## What you are asked to do
Would you restate all the entries exactly, leaving nothing out?

## Source data
□ □ □ □ □

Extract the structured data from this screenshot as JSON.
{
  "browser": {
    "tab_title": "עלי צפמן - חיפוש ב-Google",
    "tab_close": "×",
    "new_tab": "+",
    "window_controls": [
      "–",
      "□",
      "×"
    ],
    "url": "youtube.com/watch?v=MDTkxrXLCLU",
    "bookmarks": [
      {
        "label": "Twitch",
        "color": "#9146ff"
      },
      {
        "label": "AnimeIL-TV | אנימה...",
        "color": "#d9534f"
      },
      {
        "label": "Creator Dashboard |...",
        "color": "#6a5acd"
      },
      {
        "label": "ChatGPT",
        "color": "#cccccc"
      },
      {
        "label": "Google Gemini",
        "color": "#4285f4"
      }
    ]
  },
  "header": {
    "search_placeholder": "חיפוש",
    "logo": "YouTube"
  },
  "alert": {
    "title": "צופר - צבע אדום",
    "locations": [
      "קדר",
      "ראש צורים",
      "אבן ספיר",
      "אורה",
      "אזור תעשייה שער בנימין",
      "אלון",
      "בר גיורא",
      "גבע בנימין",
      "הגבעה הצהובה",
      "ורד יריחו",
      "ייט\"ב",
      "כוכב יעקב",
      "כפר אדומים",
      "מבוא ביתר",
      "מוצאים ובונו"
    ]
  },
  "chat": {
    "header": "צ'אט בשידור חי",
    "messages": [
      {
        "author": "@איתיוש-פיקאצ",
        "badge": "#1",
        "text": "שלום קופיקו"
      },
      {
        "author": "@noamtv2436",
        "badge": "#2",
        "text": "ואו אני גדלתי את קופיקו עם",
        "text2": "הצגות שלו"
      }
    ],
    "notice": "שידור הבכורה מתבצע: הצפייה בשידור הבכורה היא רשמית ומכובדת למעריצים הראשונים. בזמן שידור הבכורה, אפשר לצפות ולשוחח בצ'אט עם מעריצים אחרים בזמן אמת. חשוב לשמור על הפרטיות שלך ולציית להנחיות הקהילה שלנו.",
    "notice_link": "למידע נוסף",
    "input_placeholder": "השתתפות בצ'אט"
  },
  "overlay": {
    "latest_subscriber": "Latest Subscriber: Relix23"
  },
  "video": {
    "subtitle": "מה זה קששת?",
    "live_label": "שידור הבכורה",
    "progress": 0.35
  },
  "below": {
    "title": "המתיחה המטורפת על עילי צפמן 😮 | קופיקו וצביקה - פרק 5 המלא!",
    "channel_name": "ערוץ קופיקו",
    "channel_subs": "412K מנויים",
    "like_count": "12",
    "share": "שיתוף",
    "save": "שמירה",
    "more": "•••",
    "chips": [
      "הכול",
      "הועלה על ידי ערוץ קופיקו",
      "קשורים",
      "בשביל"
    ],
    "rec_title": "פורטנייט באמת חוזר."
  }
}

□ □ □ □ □

## Answer to the problem
Extract the structured data from this screenshot as JSON.
{
  "browser": {
    "tab_title": "עלי צפמן - חיפוש ב-Google",
    "tab_close": "×",
    "new_tab": "+",
    "window_controls": [
      "–",
      "□",
      "×"
    ],
    "url": "youtube.com/watch?v=MDTkxrXLCLU",
    "bookmarks": [
      {
        "label": "Twitch",
        "color": "#9146ff"
      },
      {
        "label": "AnimeIL-TV | אנימה...",
        "color": "#d9534f"
      },
      {
        "label": "Creator Dashboard |...",
        "color": "#6a5acd"
      },
      {
        "label": "ChatGPT",
        "color": "#cccccc"
      },
      {
        "label": "Google Gemini",
        "color": "#4285f4"
      }
    ]
  },
  "header": {
    "search_placeholder": "חיפוש",
    "logo": "YouTube"
  },
  "alert": {
    "title": "צופר - צבע אדום",
    "locations": [
      "קדר",
      "ראש צורים",
      "אבן ספיר",
      "אורה",
      "אזור תעשייה שער בנימין",
      "אלון",
      "בר גיורא",
      "גבע בנימין",
      "הגבעה הצהובה",
      "ורד יריחו",
      "ייט\"ב",
      "כוכב יעקב",
      "כפר אדומים",
      "מבוא ביתר",
      "מוצאים ובונו"
    ]
  },
  "chat": {
    "header": "צ'אט בשידור חי",
    "messages": [
      {
        "author": "@איתיוש-פיקאצ",
        "badge": "#1",
        "text": "שלום קופיקו"
      },
      {
        "author": "@noamtv2436",
        "badge": "#2",
        "text": "ואו אני גדלתי את קופיקו עם",
        "text2": "הצגות שלו"
      }
    ],
    "notice": "שידור הבכורה מתבצע: הצפייה בשידור הבכורה היא רשמית ומכובדת למעריצים הראשונים. בזמן שידור הבכורה, אפשר לצפות ולשוחח בצ'אט עם מעריצים אחרים בזמן אמת. חשוב לשמור על הפרטיות שלך ולציית להנחיות הקהילה שלנו.",
    "notice_link": "למידע נוסף",
    "input_placeholder": "השתתפות בצ'אט"
  },
  "overlay": {
    "latest_subscriber": "Latest Subscriber: Relix23"
  },
  "video": {
    "subtitle": "מה זה קששת?",
    "live_label": "שידור הבכורה",
    "progress": 0.35
  },
  "below": {
    "title": "המתיחה המטורפת על עילי צפמן 😮 | קופיקו וצביקה - פרק 5 המלא!",
    "channel_name": "ערוץ קופיקו",
    "channel_subs": "412K מנויים",
    "like_count": "12",
    "share": "שיתוף",
    "save": "שמירה",
    "more": "•••",
    "chips": [
      "הכול",
      "הועלה על ידי ערוץ קופיקו",
      "קשורים",
      "בשביל"
    ],
    "rec_title": "פורטנייט באמת חוזר."
  }
}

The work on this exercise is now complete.